If I’m honest, I don’t know that worshiping would have been top on my list. More likely, I would have been caught up in the pain I was suffering after being unfairly treated. I might have been irritated by the inconvenience of my plans being disrupted. I probably would have been distracted by the fact that there were other people around me. Not Paul and Silas.
Paul would later pen letters of instruction and encouragement to the early church. In these letters, he constantly referred to himself as a prisoner suffering for the gospel by the power of God. Do you think it’s any coincidence that Paul would choose to use the word prisoner given the knowledge we have of his own experience having been one? I don’t. I believe it helps us to better understand the vantage point from which Paul and Silas were seeing their situation.
They knew they were serving only God. They were clear and secure in their purpose – to spread the gospel. They were confident that they were able to fulfill their purpose and endure suffering, not by their own means, but God’s. Knowing Who we are serving can drastically change our attitude in any situation.
Paul and Silas’ perspective was eternal. They may have been bound by chains, but they were free to praise God for what they believed was to come. Paul and Silas were suffering for a greater purpose than they could see in that moment. Wouldn’t you know that God would honor their faithfulness? The jailers had been watching Paul and Silas worshiping. After they had failed to guard the prisoners, Paul and Silas were able to share a new message of hope with them and they believed in Jesus.
Paul was able to later speak these words of encouragement in his letters because he knew them to be true from firsthand experience. His momentary suffering proved to be an eternal testimony. I don’t know about you, but I want that. I want my story to mean something, to have a greater purpose than myself. I want to see every experience through an eternal perspective.
That Sunday morning I was telling you about earlier, God had instead decided to throw a little glance in my direction to let me know He was displeased with me. You see, I was making worship about me and my own enjoyment. Who was I to think that? In that moment, God took the focus away from me and brought it back to Himself, where it belonged. Something I was viewing as a distraction and an inconvenience was actually a bigger thing He was doing.

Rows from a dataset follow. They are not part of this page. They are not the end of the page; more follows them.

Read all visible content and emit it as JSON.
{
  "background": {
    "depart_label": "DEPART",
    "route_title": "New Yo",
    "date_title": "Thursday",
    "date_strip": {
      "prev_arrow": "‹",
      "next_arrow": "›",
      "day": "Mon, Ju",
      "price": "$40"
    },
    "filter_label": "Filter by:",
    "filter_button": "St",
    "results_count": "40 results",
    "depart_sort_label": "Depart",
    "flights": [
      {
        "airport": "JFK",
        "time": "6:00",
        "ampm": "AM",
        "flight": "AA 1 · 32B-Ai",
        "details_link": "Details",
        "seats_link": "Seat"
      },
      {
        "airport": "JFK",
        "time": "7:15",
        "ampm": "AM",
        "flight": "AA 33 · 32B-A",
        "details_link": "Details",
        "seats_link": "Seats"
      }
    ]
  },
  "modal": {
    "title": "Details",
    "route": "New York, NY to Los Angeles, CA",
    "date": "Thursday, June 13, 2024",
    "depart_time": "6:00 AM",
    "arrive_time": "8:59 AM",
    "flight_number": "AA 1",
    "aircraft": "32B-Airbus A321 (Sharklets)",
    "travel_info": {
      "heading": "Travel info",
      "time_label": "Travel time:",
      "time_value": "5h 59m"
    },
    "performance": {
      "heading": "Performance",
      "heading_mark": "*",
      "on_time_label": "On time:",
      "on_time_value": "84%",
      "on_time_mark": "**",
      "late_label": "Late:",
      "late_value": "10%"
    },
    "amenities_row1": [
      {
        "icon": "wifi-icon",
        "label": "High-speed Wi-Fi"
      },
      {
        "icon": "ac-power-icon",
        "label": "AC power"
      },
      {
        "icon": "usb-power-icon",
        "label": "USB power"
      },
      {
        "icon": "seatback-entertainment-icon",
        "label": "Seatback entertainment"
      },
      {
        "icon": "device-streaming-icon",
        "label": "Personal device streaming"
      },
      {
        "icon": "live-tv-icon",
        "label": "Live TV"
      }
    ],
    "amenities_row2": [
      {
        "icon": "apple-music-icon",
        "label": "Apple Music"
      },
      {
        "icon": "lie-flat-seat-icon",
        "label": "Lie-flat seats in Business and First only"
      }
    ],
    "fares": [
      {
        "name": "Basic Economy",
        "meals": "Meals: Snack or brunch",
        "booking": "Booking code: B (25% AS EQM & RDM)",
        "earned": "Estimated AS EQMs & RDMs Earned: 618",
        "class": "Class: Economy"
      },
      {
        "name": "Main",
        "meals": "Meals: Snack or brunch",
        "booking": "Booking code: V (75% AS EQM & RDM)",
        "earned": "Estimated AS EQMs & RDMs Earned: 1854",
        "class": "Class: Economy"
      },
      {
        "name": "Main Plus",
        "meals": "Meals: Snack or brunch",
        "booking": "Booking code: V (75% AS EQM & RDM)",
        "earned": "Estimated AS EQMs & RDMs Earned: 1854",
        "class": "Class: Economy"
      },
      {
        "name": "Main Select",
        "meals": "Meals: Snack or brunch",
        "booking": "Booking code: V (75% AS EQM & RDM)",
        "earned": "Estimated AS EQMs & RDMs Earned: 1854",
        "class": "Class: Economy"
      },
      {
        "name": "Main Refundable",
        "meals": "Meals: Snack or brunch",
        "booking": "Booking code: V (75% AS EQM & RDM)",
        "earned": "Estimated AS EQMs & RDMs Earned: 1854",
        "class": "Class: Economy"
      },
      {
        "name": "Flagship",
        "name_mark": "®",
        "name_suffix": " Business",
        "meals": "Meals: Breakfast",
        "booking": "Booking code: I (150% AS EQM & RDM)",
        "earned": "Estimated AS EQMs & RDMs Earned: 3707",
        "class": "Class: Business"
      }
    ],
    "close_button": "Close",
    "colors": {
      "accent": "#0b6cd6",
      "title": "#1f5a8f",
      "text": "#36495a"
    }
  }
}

He turned my attitude to overwhelming gratitude for Him and my heart was free to worship Him – because that is Who worship is about. Suddenly, I was grateful that He had given that woman courage to walk into church that morning to hear a message of hope, which she had described herself as nothing short of a miracle. I was grateful that He had changed my heart to see it through His eyes instead of my own limited, self-serving lens. I was in awe of this amazing God that I get to serve that is still in the details and cares about the condition of my heart. This is a God that is worthy of praise.
“Therefore, since we are receiving a kingdom that cannot be shaken, let us be thankful, and so worship God acceptably with reverence and awe, for our “God is a consuming fire.” Hebrews 12:28-29